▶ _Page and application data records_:
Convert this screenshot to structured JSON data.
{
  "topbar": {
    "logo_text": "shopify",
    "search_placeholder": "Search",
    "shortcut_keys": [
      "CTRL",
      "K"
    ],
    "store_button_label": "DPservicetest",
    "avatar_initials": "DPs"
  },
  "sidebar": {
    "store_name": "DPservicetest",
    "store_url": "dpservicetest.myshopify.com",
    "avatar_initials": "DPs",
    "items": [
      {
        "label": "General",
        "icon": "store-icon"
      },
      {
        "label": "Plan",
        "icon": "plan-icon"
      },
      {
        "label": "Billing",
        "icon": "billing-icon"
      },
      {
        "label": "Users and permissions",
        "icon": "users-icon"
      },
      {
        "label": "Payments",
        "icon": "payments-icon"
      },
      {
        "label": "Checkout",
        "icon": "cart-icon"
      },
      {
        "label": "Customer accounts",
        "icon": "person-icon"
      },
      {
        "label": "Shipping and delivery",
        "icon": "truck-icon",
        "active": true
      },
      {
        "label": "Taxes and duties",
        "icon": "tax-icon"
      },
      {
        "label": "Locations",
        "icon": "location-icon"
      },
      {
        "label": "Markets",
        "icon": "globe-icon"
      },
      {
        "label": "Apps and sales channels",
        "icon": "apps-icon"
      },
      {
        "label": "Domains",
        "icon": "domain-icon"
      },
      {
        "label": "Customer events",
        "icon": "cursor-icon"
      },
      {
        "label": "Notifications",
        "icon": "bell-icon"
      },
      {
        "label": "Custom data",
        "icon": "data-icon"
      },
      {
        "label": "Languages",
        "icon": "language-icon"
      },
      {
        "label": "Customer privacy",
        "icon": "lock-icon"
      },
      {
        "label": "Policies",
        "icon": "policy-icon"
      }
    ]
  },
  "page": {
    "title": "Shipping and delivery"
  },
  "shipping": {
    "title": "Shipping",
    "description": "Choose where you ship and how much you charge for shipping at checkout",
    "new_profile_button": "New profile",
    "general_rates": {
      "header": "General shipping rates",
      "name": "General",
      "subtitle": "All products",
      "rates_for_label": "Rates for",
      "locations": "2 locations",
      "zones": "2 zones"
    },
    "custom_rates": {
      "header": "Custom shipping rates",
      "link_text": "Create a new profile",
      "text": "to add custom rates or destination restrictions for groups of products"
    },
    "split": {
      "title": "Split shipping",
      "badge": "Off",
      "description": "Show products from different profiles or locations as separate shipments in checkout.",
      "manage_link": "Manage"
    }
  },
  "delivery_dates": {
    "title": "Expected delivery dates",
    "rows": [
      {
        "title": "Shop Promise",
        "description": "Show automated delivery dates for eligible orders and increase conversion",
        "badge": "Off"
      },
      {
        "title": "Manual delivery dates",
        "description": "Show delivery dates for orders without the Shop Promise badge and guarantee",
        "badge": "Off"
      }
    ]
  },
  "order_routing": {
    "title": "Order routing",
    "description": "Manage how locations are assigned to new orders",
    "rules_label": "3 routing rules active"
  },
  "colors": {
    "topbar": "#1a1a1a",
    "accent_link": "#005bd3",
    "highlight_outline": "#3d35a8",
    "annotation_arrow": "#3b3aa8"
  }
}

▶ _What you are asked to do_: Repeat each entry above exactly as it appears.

▶ _Response_:
Convert this screenshot to structured JSON data.
{
  "topbar": {
    "logo_text": "shopify",
    "search_placeholder": "Search",
    "shortcut_keys": [
      "CTRL",
      "K"
    ],
    "store_button_label": "DPservicetest",
    "avatar_initials": "DPs"
  },
  "sidebar": {
    "store_name": "DPservicetest",
    "store_url": "dpservicetest.myshopify.com",
    "avatar_initials": "DPs",
    "items": [
      {
        "label": "General",
        "icon": "store-icon"
      },
      {
        "label": "Plan",
        "icon": "plan-icon"
      },
      {
        "label": "Billing",
        "icon": "billing-icon"
      },
      {
        "label": "Users and permissions",
        "icon": "users-icon"
      },
      {
        "label": "Payments",
        "icon": "payments-icon"
      },
      {
        "label": "Checkout",
        "icon": "cart-icon"
      },
      {
        "label": "Customer accounts",
        "icon": "person-icon"
      },
      {
        "label": "Shipping and delivery",
        "icon": "truck-icon",
        "active": true
      },
      {
        "label": "Taxes and duties",
        "icon": "tax-icon"
      },
      {
        "label": "Locations",
        "icon": "location-icon"
      },
      {
        "label": "Markets",
        "icon": "globe-icon"
      },
      {
        "label": "Apps and sales channels",
        "icon": "apps-icon"
      },
      {
        "label": "Domains",
        "icon": "domain-icon"
      },
      {
        "label": "Customer events",
        "icon": "cursor-icon"
      },
      {
        "label": "Notifications",
        "icon": "bell-icon"
      },
      {
        "label": "Custom data",
        "icon": "data-icon"
      },
      {
        "label": "Languages",
        "icon": "language-icon"
      },
      {
        "label": "Customer privacy",
        "icon": "lock-icon"
      },
      {
        "label": "Policies",
        "icon": "policy-icon"
      }
    ]
  },
  "page": {
    "title": "Shipping and delivery"
  },
  "shipping": {
    "title": "Shipping",
    "description": "Choose where you ship and how much you charge for shipping at checkout",
    "new_profile_button": "New profile",
    "general_rates": {
      "header": "General shipping rates",
      "name": "General",
      "subtitle": "All products",
      "rates_for_label": "Rates for",
      "locations": "2 locations",
      "zones": "2 zones"
    },
    "custom_rates": {
      "header": "Custom shipping rates",
      "link_text": "Create a new profile",
      "text": "to add custom rates or destination restrictions for groups of products"
    },
    "split": {
      "title": "Split shipping",
      "badge": "Off",
      "description": "Show products from different profiles or locations as separate shipments in checkout.",
      "manage_link": "Manage"
    }
  },
  "delivery_dates": {
    "title": "Expected delivery dates",
    "rows": [
      {
        "title": "Shop Promise",
        "description": "Show automated delivery dates for eligible orders and increase conversion",
        "badge": "Off"
      },
      {
        "title": "Manual delivery dates",
        "description": "Show delivery dates for orders without the Shop Promise badge and guarantee",
        "badge": "Off"
      }
    ]
  },
  "order_routing": {
    "title": "Order routing",
    "description": "Manage how locations are assigned to new orders",
    "rules_label": "3 routing rules active"
  },
  "colors": {
    "topbar": "#1a1a1a",
    "accent_link": "#005bd3",
    "highlight_outline": "#3d35a8",
    "annotation_arrow": "#3b3aa8"
  }
}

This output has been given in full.